===== DATA =====

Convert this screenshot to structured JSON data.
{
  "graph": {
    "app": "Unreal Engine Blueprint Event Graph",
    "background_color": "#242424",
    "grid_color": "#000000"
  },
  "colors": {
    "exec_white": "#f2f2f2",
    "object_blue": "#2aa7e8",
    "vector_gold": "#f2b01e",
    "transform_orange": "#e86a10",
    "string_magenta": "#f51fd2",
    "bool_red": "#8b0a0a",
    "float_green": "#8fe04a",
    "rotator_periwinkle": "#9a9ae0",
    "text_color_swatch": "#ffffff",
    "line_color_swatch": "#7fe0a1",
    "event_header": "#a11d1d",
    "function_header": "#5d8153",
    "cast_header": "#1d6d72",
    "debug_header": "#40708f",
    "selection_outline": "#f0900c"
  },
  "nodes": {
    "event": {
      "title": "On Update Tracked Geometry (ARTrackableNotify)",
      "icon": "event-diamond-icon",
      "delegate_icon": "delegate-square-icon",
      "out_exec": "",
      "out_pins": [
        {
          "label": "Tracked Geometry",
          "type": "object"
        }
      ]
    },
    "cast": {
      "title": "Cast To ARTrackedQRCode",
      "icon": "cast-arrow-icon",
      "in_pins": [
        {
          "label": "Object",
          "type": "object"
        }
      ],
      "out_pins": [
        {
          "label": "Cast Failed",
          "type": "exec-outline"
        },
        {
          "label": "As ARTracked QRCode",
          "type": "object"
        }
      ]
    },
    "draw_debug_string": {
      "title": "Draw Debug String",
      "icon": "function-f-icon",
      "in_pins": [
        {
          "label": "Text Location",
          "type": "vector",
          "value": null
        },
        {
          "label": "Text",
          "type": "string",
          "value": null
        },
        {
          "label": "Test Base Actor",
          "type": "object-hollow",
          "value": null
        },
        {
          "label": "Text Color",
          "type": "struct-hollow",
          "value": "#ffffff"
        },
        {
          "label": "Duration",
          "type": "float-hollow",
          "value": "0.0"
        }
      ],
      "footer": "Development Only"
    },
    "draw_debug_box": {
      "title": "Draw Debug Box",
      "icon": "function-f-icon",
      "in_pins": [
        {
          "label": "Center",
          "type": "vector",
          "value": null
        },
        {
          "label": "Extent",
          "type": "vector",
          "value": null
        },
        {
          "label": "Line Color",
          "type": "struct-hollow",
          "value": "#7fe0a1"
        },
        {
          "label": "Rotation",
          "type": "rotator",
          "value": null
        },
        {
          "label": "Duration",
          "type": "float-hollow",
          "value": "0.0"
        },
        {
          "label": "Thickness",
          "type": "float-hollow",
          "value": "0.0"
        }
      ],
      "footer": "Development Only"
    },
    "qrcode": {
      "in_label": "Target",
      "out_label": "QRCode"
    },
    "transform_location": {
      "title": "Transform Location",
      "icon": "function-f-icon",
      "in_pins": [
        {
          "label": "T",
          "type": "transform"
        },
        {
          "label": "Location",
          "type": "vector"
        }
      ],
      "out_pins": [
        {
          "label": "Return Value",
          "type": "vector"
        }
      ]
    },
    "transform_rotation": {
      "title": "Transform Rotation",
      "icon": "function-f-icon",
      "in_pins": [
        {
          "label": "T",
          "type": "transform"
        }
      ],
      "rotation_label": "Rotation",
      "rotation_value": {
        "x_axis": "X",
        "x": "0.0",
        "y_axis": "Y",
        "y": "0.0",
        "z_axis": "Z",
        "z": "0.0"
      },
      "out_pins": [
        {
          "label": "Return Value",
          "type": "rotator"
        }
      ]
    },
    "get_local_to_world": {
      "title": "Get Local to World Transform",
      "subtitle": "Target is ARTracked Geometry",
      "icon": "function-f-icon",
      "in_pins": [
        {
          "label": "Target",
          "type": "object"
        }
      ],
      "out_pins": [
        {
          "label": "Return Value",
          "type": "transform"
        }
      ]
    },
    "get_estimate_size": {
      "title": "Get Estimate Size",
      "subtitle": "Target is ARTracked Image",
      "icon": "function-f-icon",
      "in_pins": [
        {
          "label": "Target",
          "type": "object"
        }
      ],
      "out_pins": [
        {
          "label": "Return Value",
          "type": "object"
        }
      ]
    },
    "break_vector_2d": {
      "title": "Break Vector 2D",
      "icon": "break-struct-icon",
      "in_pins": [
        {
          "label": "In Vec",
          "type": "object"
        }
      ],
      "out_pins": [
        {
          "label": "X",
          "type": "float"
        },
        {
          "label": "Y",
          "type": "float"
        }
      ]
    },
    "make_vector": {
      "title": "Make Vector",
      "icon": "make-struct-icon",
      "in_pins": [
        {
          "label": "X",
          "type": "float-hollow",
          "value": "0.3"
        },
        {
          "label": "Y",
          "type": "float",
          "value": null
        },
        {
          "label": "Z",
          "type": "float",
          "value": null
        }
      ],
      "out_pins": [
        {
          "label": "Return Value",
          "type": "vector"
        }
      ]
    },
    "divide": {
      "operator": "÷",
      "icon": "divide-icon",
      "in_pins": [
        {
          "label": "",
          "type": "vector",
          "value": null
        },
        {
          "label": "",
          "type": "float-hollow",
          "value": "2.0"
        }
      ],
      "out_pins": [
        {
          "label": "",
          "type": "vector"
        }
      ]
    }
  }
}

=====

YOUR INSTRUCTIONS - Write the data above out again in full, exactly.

EXERCISE RESULT -
Convert this screenshot to structured JSON data.
{
  "graph": {
    "app": "Unreal Engine Blueprint Event Graph",
    "background_color": "#242424",
    "grid_color": "#000000"
  },
  "colors": {
    "exec_white": "#f2f2f2",
    "object_blue": "#2aa7e8",
    "vector_gold": "#f2b01e",
    "transform_orange": "#e86a10",
    "string_magenta": "#f51fd2",
    "bool_red": "#8b0a0a",
    "float_green": "#8fe04a",
    "rotator_periwinkle": "#9a9ae0",
    "text_color_swatch": "#ffffff",
    "line_color_swatch": "#7fe0a1",
    "event_header": "#a11d1d",
    "function_header": "#5d8153",
    "cast_header": "#1d6d72",
    "debug_header": "#40708f",
    "selection_outline": "#f0900c"
  },
  "nodes": {
    "event": {
      "title": "On Update Tracked Geometry (ARTrackableNotify)",
      "icon": "event-diamond-icon",
      "delegate_icon": "delegate-square-icon",
      "out_exec": "",
      "out_pins": [
        {
          "label": "Tracked Geometry",
          "type": "object"
        }
      ]
    },
    "cast": {
      "title": "Cast To ARTrackedQRCode",
      "icon": "cast-arrow-icon",
      "in_pins": [
        {
          "label": "Object",
          "type": "object"
        }
      ],
      "out_pins": [
        {
          "label": "Cast Failed",
          "type": "exec-outline"
        },
        {
          "label": "As ARTracked QRCode",
          "type": "object"
        }
      ]
    },
    "draw_debug_string": {
      "title": "Draw Debug String",
      "icon": "function-f-icon",
      "in_pins": [
        {
          "label": "Text Location",
          "type": "vector",
          "value": null
        },
        {
          "label": "Text",
          "type": "string",
          "value": null
        },
        {
          "label": "Test Base Actor",
          "type": "object-hollow",
          "value": null
        },
        {
          "label": "Text Color",
          "type": "struct-hollow",
          "value": "#ffffff"
        },
        {
          "label": "Duration",
          "type": "float-hollow",
          "value": "0.0"
        }
      ],
      "footer": "Development Only"
    },
    "draw_debug_box": {
      "title": "Draw Debug Box",
      "icon": "function-f-icon",
      "in_pins": [
        {
          "label": "Center",
          "type": "vector",
          "value": null
        },
        {
          "label": "Extent",
          "type": "vector",
          "value": null
        },
        {
          "label": "Line Color",
          "type": "struct-hollow",
          "value": "#7fe0a1"
        },
        {
          "label": "Rotation",
          "type": "rotator",
          "value": null
        },
        {
          "label": "Duration",
          "type": "float-hollow",
          "value": "0.0"
        },
        {
          "label": "Thickness",
          "type": "float-hollow",
          "value": "0.0"
        }
      ],
      "footer": "Development Only"
    },
    "qrcode": {
      "in_label": "Target",
      "out_label": "QRCode"
    },
    "transform_location": {
      "title": "Transform Location",
      "icon": "function-f-icon",
      "in_pins": [
        {
          "label": "T",
          "type": "transform"
        },
        {
          "label": "Location",
          "type": "vector"
        }
      ],
      "out_pins": [
        {
          "label": "Return Value",
          "type": "vector"
        }
      ]
    },
    "transform_rotation": {
      "title": "Transform Rotation",
      "icon": "function-f-icon",
      "in_pins": [
        {
          "label": "T",
          "type": "transform"
        }
      ],
      "rotation_label": "Rotation",
      "rotation_value": {
        "x_axis": "X",
        "x": "0.0",
        "y_axis": "Y",
        "y": "0.0",
        "z_axis": "Z",
        "z": "0.0"
      },
      "out_pins": [
        {
          "label": "Return Value",
          "type": "rotator"
        }
      ]
    },
    "get_local_to_world": {
      "title": "Get Local to World Transform",
      "subtitle": "Target is ARTracked Geometry",
      "icon": "function-f-icon",
      "in_pins": [
        {
          "label": "Target",
          "type": "object"
        }
      ],
      "out_pins": [
        {
          "label": "Return Value",
          "type": "transform"
        }
      ]
    },
    "get_estimate_size": {
      "title": "Get Estimate Size",
      "subtitle": "Target is ARTracked Image",
      "icon": "function-f-icon",
      "in_pins": [
        {
          "label": "Target",
          "type": "object"
        }
      ],
      "out_pins": [
        {
          "label": "Return Value",
          "type": "object"
        }
      ]
    },
    "break_vector_2d": {
      "title": "Break Vector 2D",
      "icon": "break-struct-icon",
      "in_pins": [
        {
          "label": "In Vec",
          "type": "object"
        }
      ],
      "out_pins": [
        {
          "label": "X",
          "type": "float"
        },
        {
          "label": "Y",
          "type": "float"
        }
      ]
    },
    "make_vector": {
      "title": "Make Vector",
      "icon": "make-struct-icon",
      "in_pins": [
        {
          "label": "X",
          "type": "float-hollow",
          "value": "0.3"
        },
        {
          "label": "Y",
          "type": "float",
          "value": null
        },
        {
          "label": "Z",
          "type": "float",
          "value": null
        }
      ],
      "out_pins": [
        {
          "label": "Return Value",
          "type": "vector"
        }
      ]
    },
    "divide": {
      "operator": "÷",
      "icon": "divide-icon",
      "in_pins": [
        {
          "label": "",
          "type": "vector",
          "value": null
        },
        {
          "label": "",
          "type": "float-hollow",
          "value": "2.0"
        }
      ],
      "out_pins": [
        {
          "label": "",
          "type": "vector"
        }
      ]
    }
  }
}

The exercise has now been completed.